Give back the entire listing verbatim.
RECORDED DATA Block Start
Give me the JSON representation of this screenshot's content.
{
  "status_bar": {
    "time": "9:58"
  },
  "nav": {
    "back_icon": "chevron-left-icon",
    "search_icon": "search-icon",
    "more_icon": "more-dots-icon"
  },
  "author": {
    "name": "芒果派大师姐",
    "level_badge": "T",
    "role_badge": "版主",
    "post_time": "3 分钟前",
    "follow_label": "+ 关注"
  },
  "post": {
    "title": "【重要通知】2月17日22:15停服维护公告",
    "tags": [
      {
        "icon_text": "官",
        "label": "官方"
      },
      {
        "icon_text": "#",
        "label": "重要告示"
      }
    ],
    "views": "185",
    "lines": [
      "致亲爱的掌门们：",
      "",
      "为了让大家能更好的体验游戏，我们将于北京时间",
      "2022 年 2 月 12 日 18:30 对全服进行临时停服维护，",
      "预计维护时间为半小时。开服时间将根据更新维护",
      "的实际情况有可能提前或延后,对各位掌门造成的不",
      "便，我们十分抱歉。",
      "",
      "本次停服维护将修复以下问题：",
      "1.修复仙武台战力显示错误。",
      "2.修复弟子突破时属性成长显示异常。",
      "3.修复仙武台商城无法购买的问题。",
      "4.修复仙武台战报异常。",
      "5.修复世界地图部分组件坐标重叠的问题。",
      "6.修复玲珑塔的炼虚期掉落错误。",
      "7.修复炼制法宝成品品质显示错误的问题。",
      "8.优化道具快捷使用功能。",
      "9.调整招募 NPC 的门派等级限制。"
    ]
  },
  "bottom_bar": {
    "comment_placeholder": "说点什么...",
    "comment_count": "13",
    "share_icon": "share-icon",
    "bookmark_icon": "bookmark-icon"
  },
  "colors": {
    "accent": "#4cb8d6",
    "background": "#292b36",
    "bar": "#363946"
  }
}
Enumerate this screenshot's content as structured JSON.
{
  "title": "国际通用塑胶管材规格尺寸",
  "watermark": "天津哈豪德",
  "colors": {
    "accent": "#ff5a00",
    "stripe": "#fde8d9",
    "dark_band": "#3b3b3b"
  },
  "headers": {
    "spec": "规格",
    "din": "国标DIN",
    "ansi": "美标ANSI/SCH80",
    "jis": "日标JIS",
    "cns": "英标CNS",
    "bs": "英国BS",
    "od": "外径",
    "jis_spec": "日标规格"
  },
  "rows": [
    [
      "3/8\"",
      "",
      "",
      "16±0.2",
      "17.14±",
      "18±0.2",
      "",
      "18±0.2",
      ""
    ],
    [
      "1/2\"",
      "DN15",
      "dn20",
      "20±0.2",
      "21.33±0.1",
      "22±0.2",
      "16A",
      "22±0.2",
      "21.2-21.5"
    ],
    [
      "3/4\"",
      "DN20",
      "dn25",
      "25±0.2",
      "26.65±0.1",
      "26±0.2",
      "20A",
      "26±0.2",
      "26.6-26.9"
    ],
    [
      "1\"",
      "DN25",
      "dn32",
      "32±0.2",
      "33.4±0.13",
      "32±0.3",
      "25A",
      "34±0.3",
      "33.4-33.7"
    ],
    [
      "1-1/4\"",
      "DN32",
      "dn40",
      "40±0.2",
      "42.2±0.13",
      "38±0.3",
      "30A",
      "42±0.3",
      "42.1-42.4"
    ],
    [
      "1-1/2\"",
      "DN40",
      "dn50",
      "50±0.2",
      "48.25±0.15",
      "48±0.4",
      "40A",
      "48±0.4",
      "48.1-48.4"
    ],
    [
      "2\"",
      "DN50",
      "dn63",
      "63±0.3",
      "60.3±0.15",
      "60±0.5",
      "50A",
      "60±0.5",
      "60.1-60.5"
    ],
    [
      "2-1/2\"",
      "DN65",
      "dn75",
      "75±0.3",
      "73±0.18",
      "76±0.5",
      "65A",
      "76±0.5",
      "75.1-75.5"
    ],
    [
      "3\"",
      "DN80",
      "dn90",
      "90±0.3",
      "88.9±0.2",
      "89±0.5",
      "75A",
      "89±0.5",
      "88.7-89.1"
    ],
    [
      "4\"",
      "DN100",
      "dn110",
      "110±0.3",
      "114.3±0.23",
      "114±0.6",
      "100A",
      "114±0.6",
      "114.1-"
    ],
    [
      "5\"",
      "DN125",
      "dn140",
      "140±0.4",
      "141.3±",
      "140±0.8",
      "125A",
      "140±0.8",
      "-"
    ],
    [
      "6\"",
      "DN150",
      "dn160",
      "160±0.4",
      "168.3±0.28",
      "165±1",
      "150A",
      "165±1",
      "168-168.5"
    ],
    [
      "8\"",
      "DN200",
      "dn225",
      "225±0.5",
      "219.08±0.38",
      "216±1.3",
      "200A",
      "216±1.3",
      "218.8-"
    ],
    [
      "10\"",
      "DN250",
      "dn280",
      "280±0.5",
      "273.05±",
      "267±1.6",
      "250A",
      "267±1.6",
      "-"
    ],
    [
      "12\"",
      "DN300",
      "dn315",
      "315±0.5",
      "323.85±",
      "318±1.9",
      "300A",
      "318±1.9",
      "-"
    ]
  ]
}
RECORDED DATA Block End
ANSWER BOX:
Give me the JSON representation of this screenshot's content.
{
  "status_bar": {
    "time": "9:58"
  },
  "nav": {
    "back_icon": "chevron-left-icon",
    "search_icon": "search-icon",
    "more_icon": "more-dots-icon"
  },
  "author": {
    "name": "芒果派大师姐",
    "level_badge": "T",
    "role_badge": "版主",
    "post_time": "3 分钟前",
    "follow_label": "+ 关注"
  },
  "post": {
    "title": "【重要通知】2月17日22:15停服维护公告",
    "tags": [
      {
        "icon_text": "官",
        "label": "官方"
      },
      {
        "icon_text": "#",
        "label": "重要告示"
      }
    ],
    "views": "185",
    "lines": [
      "致亲爱的掌门们：",
      "",
      "为了让大家能更好的体验游戏，我们将于北京时间",
      "2022 年 2 月 12 日 18:30 对全服进行临时停服维护，",
      "预计维护时间为半小时。开服时间将根据更新维护",
      "的实际情况有可能提前或延后,对各位掌门造成的不",
      "便，我们十分抱歉。",
      "",
      "本次停服维护将修复以下问题：",
      "1.修复仙武台战力显示错误。",
      "2.修复弟子突破时属性成长显示异常。",
      "3.修复仙武台商城无法购买的问题。",
      "4.修复仙武台战报异常。",
      "5.修复世界地图部分组件坐标重叠的问题。",
      "6.修复玲珑塔的炼虚期掉落错误。",
      "7.修复炼制法宝成品品质显示错误的问题。",
      "8.优化道具快捷使用功能。",
      "9.调整招募 NPC 的门派等级限制。"
    ]
  },
  "bottom_bar": {
    "comment_placeholder": "说点什么...",
    "comment_count": "13",
    "share_icon": "share-icon",
    "bookmark_icon": "bookmark-icon"
  },
  "colors": {
    "accent": "#4cb8d6",
    "background": "#292b36",
    "bar": "#363946"
  }
}
Enumerate this screenshot's content as structured JSON.
{
  "title": "国际通用塑胶管材规格尺寸",
  "watermark": "天津哈豪德",
  "colors": {
    "accent": "#ff5a00",
    "stripe": "#fde8d9",
    "dark_band": "#3b3b3b"
  },
  "headers": {
    "spec": "规格",
    "din": "国标DIN",
    "ansi": "美标ANSI/SCH80",
    "jis": "日标JIS",
    "cns": "英标CNS",
    "bs": "英国BS",
    "od": "外径",
    "jis_spec": "日标规格"
  },
  "rows": [
    [
      "3/8\"",
      "",
      "",
      "16±0.2",
      "17.14±",
      "18±0.2",
      "",
      "18±0.2",
      ""
    ],
    [
      "1/2\"",
      "DN15",
      "dn20",
      "20±0.2",
      "21.33±0.1",
      "22±0.2",
      "16A",
      "22±0.2",
      "21.2-21.5"
    ],
    [
      "3/4\"",
      "DN20",
      "dn25",
      "25±0.2",
      "26.65±0.1",
      "26±0.2",
      "20A",
      "26±0.2",
      "26.6-26.9"
    ],
    [
      "1\"",
      "DN25",
      "dn32",
      "32±0.2",
      "33.4±0.13",
      "32±0.3",
      "25A",
      "34±0.3",
      "33.4-33.7"
    ],
    [
      "1-1/4\"",
      "DN32",
      "dn40",
      "40±0.2",
      "42.2±0.13",
      "38±0.3",
      "30A",
      "42±0.3",
      "42.1-42.4"
    ],
    [
      "1-1/2\"",
      "DN40",
      "dn50",
      "50±0.2",
      "48.25±0.15",
      "48±0.4",
      "40A",
      "48±0.4",
      "48.1-48.4"
    ],
    [
      "2\"",
      "DN50",
      "dn63",
      "63±0.3",
      "60.3±0.15",
      "60±0.5",
      "50A",
      "60±0.5",
      "60.1-60.5"
    ],
    [
      "2-1/2\"",
      "DN65",
      "dn75",
      "75±0.3",
      "73±0.18",
      "76±0.5",
      "65A",
      "76±0.5",
      "75.1-75.5"
    ],
    [
      "3\"",
      "DN80",
      "dn90",
      "90±0.3",
      "88.9±0.2",
      "89±0.5",
      "75A",
      "89±0.5",
      "88.7-89.1"
    ],
    [
      "4\"",
      "DN100",
      "dn110",
      "110±0.3",
      "114.3±0.23",
      "114±0.6",
      "100A",
      "114±0.6",
      "114.1-"
    ],
    [
      "5\"",
      "DN125",
      "dn140",
      "140±0.4",
      "141.3±",
      "140±0.8",
      "125A",
      "140±0.8",
      "-"
    ],
    [
      "6\"",
      "DN150",
      "dn160",
      "160±0.4",
      "168.3±0.28",
      "165±1",
      "150A",
      "165±1",
      "168-168.5"
    ],
    [
      "8\"",
      "DN200",
      "dn225",
      "225±0.5",
      "219.08±0.38",
      "216±1.3",
      "200A",
      "216±1.3",
      "218.8-"
    ],
    [
      "10\"",
      "DN250",
      "dn280",
      "280±0.5",
      "273.05±",
      "267±1.6",
      "250A",
      "267±1.6",
      "-"
    ],
    [
      "12\"",
      "DN300",
      "dn315",
      "315±0.5",
      "323.85±",
      "318±1.9",
      "300A",
      "318±1.9",
      "-"
    ]
  ]
}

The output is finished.